Interface dataset entries:
━━━━━━━━━━━━━━━━

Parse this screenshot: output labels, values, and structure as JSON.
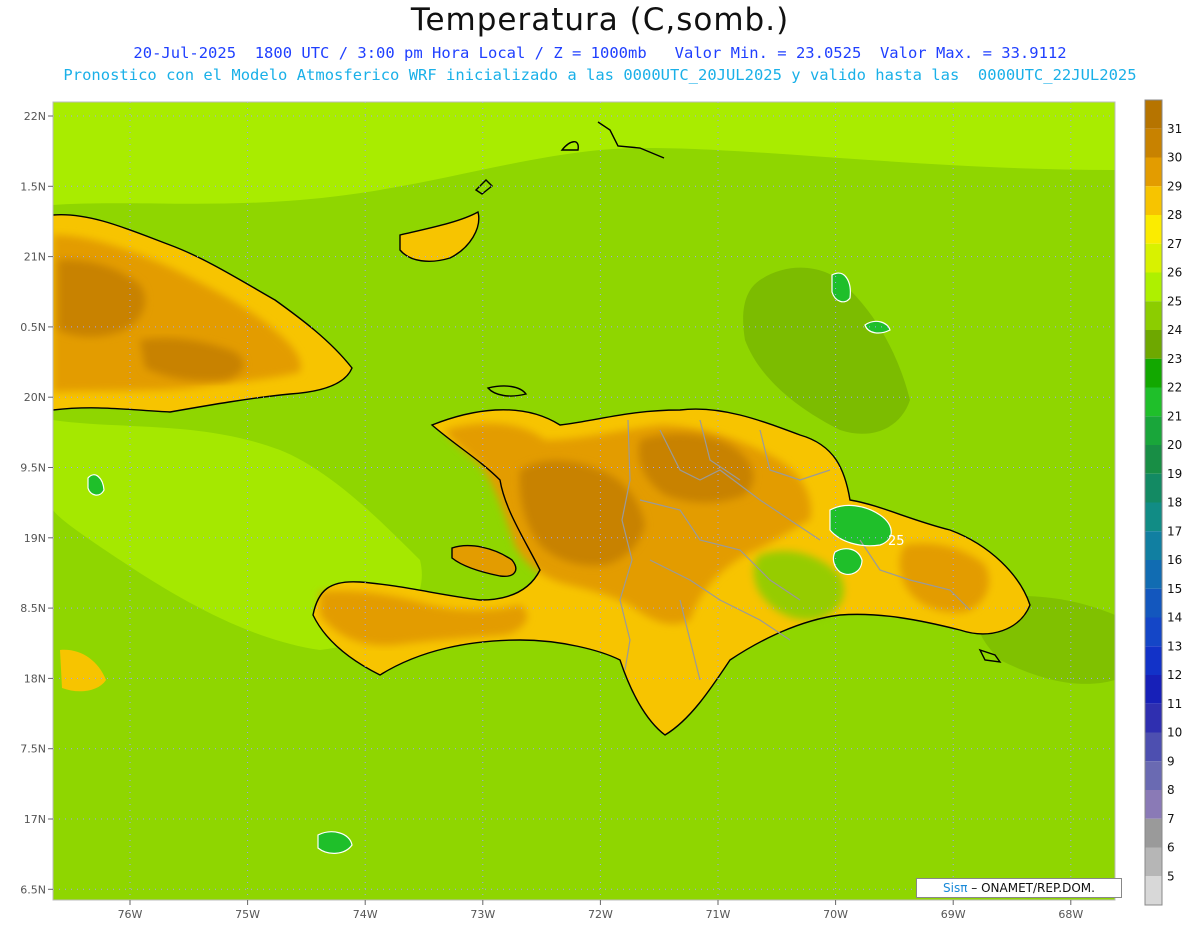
{
  "title": "Temperatura (C,somb.)",
  "subtitle_line1": "20-Jul-2025  1800 UTC / 3:00 pm Hora Local / Z = 1000mb   Valor Min. = 23.0525  Valor Max. = 33.9112",
  "subtitle_line2": "Pronostico con el Modelo Atmosferico WRF inicializado a las 0000UTC_20JUL2025 y valido hasta las  0000UTC_22JUL2025",
  "credit": {
    "brand": "Sisπ",
    "org": " – ONAMET/REP.DOM."
  },
  "axes": {
    "lat_labels": [
      "22N",
      "1.5N",
      "21N",
      "0.5N",
      "20N",
      "9.5N",
      "19N",
      "8.5N",
      "18N",
      "7.5N",
      "17N",
      "6.5N"
    ],
    "lon_labels": [
      "76W",
      "75W",
      "74W",
      "73W",
      "72W",
      "71W",
      "70W",
      "69W",
      "68W"
    ]
  },
  "colorbar": {
    "labels": [
      "31",
      "30",
      "29",
      "28",
      "27",
      "26",
      "25",
      "24",
      "23",
      "22",
      "21",
      "20",
      "19",
      "18",
      "17",
      "16",
      "15",
      "14",
      "13",
      "12",
      "11",
      "10",
      "9",
      "8",
      "7",
      "6",
      "5"
    ],
    "colors": [
      "#c88200",
      "#e39c00",
      "#f7c400",
      "#fbec00",
      "#d8f200",
      "#aef000",
      "#8ccd00",
      "#6ea800",
      "#12a800",
      "#1fbf2a",
      "#19a63a",
      "#188e45",
      "#138a63",
      "#118c85",
      "#117fa1",
      "#116cb2",
      "#1357be",
      "#1446c7",
      "#1232c8",
      "#1720b8",
      "#2f2fb0",
      "#4d4fb0",
      "#6a6ab2",
      "#8a7ab6",
      "#9a9a9a",
      "#b6b6b6",
      "#d8d8d8"
    ]
  },
  "contour_label": "25",
  "colors": {
    "sea_base": "#8fd600",
    "land_hot": "#e39c00",
    "land_hottest": "#c88200",
    "warm_yellow": "#f7c400",
    "coast": "#000000",
    "borders": "#9a9a9a",
    "grid": "#a0a0ff"
  }
}
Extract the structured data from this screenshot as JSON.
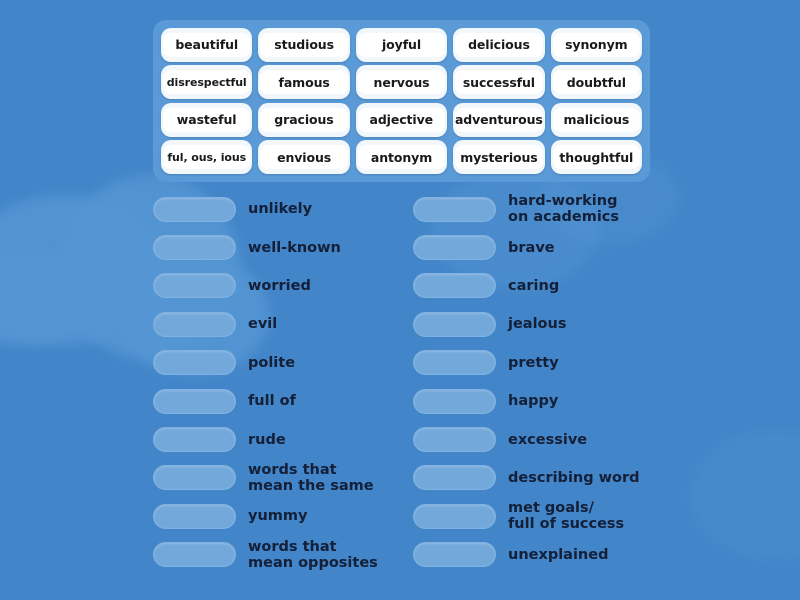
{
  "activity": {
    "type": "match-up",
    "background_color": "#4285c8",
    "panel_color": "#5a9ad6",
    "tile_color": "#ffffff",
    "drop_zone_color": "#73a8db",
    "text_color": "#141f38"
  },
  "word_bank": {
    "rows": [
      [
        {
          "label": "beautiful"
        },
        {
          "label": "studious"
        },
        {
          "label": "joyful"
        },
        {
          "label": "delicious"
        },
        {
          "label": "synonym"
        }
      ],
      [
        {
          "label": "disrespectful"
        },
        {
          "label": "famous"
        },
        {
          "label": "nervous"
        },
        {
          "label": "successful"
        },
        {
          "label": "doubtful"
        }
      ],
      [
        {
          "label": "wasteful"
        },
        {
          "label": "gracious"
        },
        {
          "label": "adjective"
        },
        {
          "label": "adventurous"
        },
        {
          "label": "malicious"
        }
      ],
      [
        {
          "label": "ful, ous, ious"
        },
        {
          "label": "envious"
        },
        {
          "label": "antonym"
        },
        {
          "label": "mysterious"
        },
        {
          "label": "thoughtful"
        }
      ]
    ]
  },
  "left_column": [
    {
      "definition": "unlikely"
    },
    {
      "definition": "well-known"
    },
    {
      "definition": "worried"
    },
    {
      "definition": "evil"
    },
    {
      "definition": "polite"
    },
    {
      "definition": "full of"
    },
    {
      "definition": "rude"
    },
    {
      "definition": "words that\nmean the same"
    },
    {
      "definition": "yummy"
    },
    {
      "definition": "words that\nmean opposites"
    }
  ],
  "right_column": [
    {
      "definition": "hard-working\non academics"
    },
    {
      "definition": "brave"
    },
    {
      "definition": "caring"
    },
    {
      "definition": "jealous"
    },
    {
      "definition": "pretty"
    },
    {
      "definition": "happy"
    },
    {
      "definition": "excessive"
    },
    {
      "definition": "describing word"
    },
    {
      "definition": "met goals/\nfull of success"
    },
    {
      "definition": "unexplained"
    }
  ]
}
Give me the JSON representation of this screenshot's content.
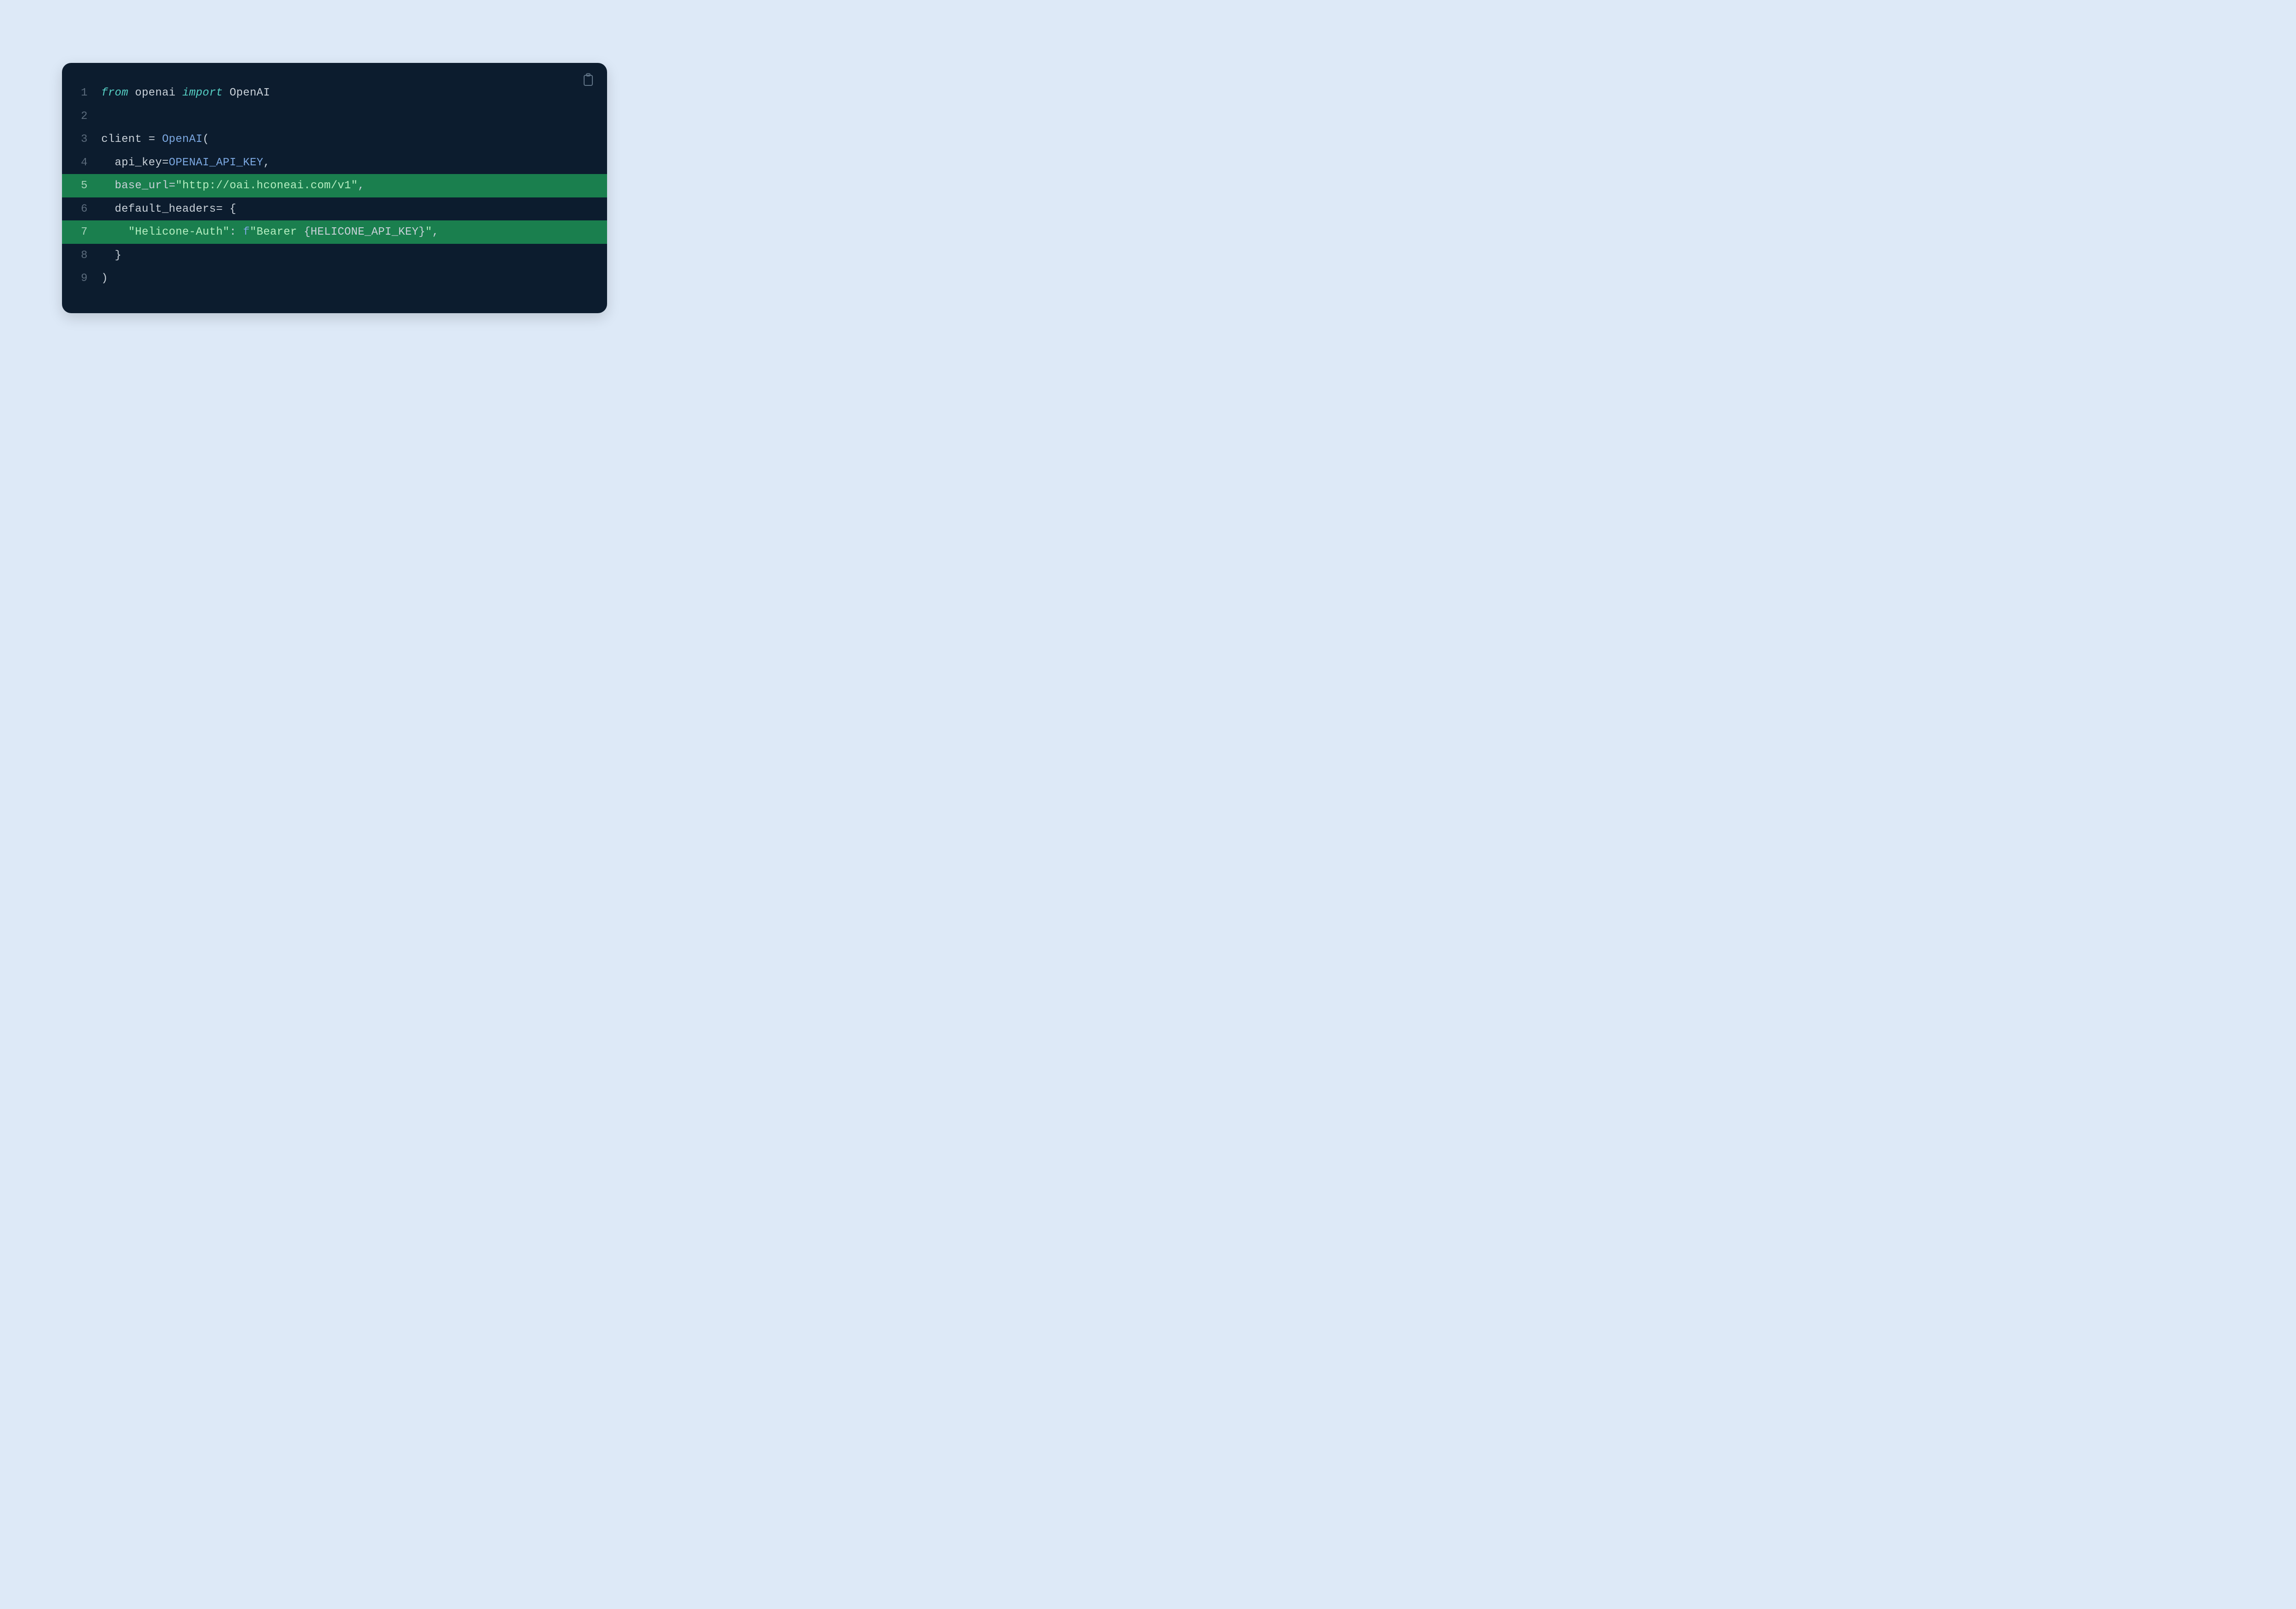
{
  "code": {
    "line1": {
      "num": "1",
      "from": "from",
      "module": "openai",
      "import": "import",
      "class": "OpenAI"
    },
    "line2": {
      "num": "2"
    },
    "line3": {
      "num": "3",
      "var": "client",
      "eq": " = ",
      "class": "OpenAI",
      "open": "("
    },
    "line4": {
      "num": "4",
      "indent": "  ",
      "param": "api_key",
      "eq": "=",
      "value": "OPENAI_API_KEY",
      "comma": ","
    },
    "line5": {
      "num": "5",
      "indent": "  ",
      "param": "base_url",
      "eq": "=",
      "q1": "\"",
      "url": "http://oai.hconeai.com/v1",
      "q2": "\"",
      "comma": ","
    },
    "line6": {
      "num": "6",
      "indent": "  ",
      "param": "default_headers",
      "eq": "= ",
      "brace": "{"
    },
    "line7": {
      "num": "7",
      "indent": "    ",
      "key_q1": "\"",
      "key": "Helicone-Auth",
      "key_q2": "\"",
      "colon": ": ",
      "f": "f",
      "val_q1": "\"",
      "bearer": "Bearer ",
      "lbrace": "{",
      "var": "HELICONE_API_KEY",
      "rbrace": "}",
      "val_q2": "\"",
      "comma": ","
    },
    "line8": {
      "num": "8",
      "indent": "  ",
      "brace": "}"
    },
    "line9": {
      "num": "9",
      "close": ")"
    }
  }
}
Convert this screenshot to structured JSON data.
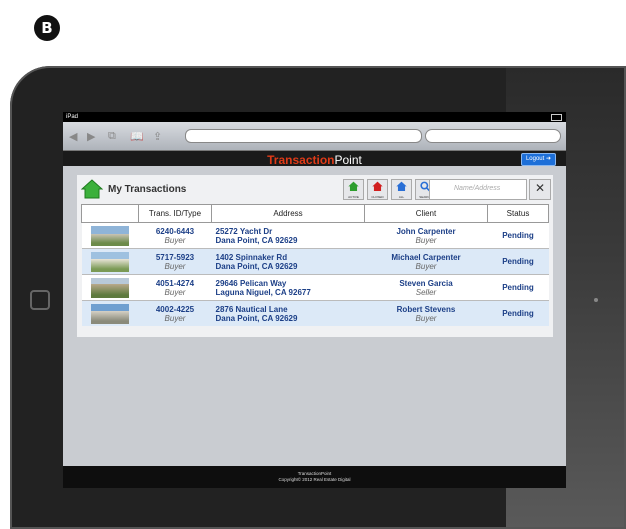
{
  "badge": "B",
  "status_bar": {
    "device": "iPad"
  },
  "app": {
    "logo_main": "Transaction",
    "logo_suffix": "Point",
    "logout_label": "Logout"
  },
  "panel": {
    "title": "My Transactions",
    "tools": [
      {
        "label": "ACTIVE",
        "color": "#2e9e2e"
      },
      {
        "label": "CLOSED",
        "color": "#d11f1f"
      },
      {
        "label": "ALL",
        "color": "#2a6fd6"
      },
      {
        "label": "SEARCH",
        "color": "#2a6fd6"
      }
    ],
    "filter_placeholder": "Name/Address",
    "clear_label": "CLEAR"
  },
  "table": {
    "headers": [
      "",
      "Trans. ID/Type",
      "Address",
      "Client",
      "Status"
    ],
    "rows": [
      {
        "id": "6240-6443",
        "type": "Buyer",
        "addr1": "25272 Yacht Dr",
        "addr2": "Dana Point, CA 92629",
        "client": "John Carpenter",
        "role": "Buyer",
        "status": "Pending"
      },
      {
        "id": "5717-5923",
        "type": "Buyer",
        "addr1": "1402 Spinnaker Rd",
        "addr2": "Dana Point, CA 92629",
        "client": "Michael Carpenter",
        "role": "Buyer",
        "status": "Pending"
      },
      {
        "id": "4051-4274",
        "type": "Buyer",
        "addr1": "29646 Pelican Way",
        "addr2": "Laguna Niguel, CA 92677",
        "client": "Steven Garcia",
        "role": "Seller",
        "status": "Pending"
      },
      {
        "id": "4002-4225",
        "type": "Buyer",
        "addr1": "2876 Nautical Lane",
        "addr2": "Dana Point, CA 92629",
        "client": "Robert Stevens",
        "role": "Buyer",
        "status": "Pending"
      }
    ]
  },
  "footer": {
    "line1": "TransactionPoint",
    "line2": "Copyright© 2012 Real Estate Digital"
  },
  "colors": {
    "accent": "#1c3f87",
    "alt_row": "#dce9f7",
    "logo_red": "#e03a17",
    "logout_blue": "#1d6fd8"
  }
}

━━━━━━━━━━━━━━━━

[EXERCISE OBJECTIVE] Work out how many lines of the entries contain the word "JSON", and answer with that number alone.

[ANSWER BOX] 4